■ DATASET RECORDS ■
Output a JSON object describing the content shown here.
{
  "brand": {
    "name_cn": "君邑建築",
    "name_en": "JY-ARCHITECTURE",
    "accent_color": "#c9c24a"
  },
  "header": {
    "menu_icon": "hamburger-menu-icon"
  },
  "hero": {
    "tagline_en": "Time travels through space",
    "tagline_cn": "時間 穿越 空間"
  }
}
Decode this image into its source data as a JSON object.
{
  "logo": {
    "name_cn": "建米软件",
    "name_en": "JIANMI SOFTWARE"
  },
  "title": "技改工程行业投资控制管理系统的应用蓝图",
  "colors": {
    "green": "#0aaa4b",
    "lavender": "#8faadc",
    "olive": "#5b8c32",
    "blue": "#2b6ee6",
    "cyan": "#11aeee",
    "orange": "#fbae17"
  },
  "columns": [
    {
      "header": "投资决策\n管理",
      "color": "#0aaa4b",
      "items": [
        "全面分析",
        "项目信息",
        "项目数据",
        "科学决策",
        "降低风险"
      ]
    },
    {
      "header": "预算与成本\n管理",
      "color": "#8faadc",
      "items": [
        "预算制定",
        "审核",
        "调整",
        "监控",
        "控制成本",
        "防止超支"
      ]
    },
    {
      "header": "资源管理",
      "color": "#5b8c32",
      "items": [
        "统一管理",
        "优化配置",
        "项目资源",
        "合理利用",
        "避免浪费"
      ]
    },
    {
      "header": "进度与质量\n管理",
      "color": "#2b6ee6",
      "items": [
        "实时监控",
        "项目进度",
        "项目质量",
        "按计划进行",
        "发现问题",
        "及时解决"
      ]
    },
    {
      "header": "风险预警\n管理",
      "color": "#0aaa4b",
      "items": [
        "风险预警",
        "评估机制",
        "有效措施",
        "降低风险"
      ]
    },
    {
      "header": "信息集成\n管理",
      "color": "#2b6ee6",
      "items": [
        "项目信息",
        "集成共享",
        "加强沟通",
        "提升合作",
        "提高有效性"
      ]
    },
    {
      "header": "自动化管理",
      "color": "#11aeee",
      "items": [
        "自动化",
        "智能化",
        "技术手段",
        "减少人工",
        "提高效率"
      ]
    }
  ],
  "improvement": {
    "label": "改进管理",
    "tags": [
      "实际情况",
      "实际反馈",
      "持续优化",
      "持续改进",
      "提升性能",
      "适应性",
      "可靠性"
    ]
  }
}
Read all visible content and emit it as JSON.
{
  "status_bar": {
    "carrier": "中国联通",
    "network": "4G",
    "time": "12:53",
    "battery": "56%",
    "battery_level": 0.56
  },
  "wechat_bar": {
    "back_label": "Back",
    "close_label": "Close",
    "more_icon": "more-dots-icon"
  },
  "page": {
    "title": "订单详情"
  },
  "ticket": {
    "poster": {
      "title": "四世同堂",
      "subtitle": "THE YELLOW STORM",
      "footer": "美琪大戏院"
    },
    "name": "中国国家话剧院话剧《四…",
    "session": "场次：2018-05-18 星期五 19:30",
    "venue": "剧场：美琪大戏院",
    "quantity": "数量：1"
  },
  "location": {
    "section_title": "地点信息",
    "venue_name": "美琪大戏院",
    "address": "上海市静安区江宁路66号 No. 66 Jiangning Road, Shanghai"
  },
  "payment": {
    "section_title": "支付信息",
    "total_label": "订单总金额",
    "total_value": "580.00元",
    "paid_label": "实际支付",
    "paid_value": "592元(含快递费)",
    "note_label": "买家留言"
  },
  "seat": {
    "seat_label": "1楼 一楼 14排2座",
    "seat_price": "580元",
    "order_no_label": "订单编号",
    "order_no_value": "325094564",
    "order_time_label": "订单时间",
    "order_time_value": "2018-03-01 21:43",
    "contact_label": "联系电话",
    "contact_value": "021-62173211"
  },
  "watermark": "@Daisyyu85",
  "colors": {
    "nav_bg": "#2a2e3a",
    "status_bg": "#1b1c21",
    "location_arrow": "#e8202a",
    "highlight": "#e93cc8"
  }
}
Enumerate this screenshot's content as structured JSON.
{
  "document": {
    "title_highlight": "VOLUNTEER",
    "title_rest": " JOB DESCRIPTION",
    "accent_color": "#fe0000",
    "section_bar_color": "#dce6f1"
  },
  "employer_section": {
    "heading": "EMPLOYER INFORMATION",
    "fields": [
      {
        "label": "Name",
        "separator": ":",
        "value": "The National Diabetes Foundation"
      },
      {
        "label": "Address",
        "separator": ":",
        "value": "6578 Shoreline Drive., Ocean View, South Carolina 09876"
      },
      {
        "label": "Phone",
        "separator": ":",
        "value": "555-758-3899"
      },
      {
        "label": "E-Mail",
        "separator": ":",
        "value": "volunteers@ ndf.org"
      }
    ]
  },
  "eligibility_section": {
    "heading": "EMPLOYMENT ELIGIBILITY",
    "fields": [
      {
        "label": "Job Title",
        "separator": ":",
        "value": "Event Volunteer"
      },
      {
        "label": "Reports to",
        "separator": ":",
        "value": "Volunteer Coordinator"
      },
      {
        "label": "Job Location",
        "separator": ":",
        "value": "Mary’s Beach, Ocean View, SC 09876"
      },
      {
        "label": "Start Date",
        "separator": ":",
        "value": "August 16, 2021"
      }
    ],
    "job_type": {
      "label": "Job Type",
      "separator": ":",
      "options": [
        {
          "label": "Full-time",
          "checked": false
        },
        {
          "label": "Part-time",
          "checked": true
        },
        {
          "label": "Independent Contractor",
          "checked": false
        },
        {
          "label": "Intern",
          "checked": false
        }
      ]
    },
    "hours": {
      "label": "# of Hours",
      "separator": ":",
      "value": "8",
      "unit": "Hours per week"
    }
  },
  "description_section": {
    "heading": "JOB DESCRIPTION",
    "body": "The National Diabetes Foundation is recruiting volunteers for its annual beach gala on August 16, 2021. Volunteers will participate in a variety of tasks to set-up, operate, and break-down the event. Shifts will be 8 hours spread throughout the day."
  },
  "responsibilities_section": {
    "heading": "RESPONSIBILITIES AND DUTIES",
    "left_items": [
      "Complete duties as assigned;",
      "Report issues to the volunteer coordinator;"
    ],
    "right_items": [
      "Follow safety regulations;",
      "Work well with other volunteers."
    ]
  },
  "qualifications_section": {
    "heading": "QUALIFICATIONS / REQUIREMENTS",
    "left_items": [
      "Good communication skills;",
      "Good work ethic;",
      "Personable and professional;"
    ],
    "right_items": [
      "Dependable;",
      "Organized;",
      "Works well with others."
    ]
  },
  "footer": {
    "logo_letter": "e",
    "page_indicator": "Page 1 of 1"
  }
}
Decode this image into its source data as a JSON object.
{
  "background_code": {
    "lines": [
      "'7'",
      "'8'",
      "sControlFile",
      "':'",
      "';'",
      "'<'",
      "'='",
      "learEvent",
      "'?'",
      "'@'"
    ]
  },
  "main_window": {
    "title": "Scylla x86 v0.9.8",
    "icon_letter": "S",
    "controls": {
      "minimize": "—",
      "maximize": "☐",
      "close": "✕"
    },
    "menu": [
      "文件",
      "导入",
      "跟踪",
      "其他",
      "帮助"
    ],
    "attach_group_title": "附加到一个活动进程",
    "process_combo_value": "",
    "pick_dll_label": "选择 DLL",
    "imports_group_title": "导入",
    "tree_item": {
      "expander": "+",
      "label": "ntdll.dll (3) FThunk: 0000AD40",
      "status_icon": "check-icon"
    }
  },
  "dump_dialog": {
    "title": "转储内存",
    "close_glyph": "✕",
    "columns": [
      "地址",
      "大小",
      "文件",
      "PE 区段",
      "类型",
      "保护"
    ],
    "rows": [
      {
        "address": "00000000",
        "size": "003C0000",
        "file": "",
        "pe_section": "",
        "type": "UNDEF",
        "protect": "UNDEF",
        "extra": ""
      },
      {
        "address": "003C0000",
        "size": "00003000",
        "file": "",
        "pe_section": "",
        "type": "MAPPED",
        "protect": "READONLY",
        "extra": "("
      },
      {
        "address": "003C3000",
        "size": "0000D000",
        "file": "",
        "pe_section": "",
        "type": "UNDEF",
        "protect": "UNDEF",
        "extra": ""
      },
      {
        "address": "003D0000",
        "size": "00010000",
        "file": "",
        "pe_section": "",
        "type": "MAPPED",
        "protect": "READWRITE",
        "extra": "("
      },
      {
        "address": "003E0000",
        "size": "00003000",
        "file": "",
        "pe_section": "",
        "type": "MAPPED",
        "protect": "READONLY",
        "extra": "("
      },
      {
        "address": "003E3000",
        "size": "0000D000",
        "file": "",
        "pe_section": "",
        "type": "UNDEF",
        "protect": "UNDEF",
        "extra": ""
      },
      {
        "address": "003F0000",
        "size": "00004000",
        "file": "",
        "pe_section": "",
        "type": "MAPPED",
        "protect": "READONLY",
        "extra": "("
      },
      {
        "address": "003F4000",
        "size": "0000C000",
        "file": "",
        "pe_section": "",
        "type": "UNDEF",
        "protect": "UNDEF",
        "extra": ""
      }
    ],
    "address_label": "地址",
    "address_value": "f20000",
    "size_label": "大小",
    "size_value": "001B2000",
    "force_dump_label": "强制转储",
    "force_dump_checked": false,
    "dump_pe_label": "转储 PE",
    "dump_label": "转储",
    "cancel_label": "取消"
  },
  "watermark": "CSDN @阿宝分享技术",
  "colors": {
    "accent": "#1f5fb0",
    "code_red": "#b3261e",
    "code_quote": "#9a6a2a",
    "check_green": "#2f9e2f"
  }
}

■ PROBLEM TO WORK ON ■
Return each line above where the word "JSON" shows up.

■ SOLUTION TO THE EXERCISE ■
Output a JSON object describing the content shown here.
Decode this image into its source data as a JSON object.
Read all visible content and emit it as JSON.
Enumerate this screenshot's content as structured JSON.
Decode this image into its source data as a JSON object.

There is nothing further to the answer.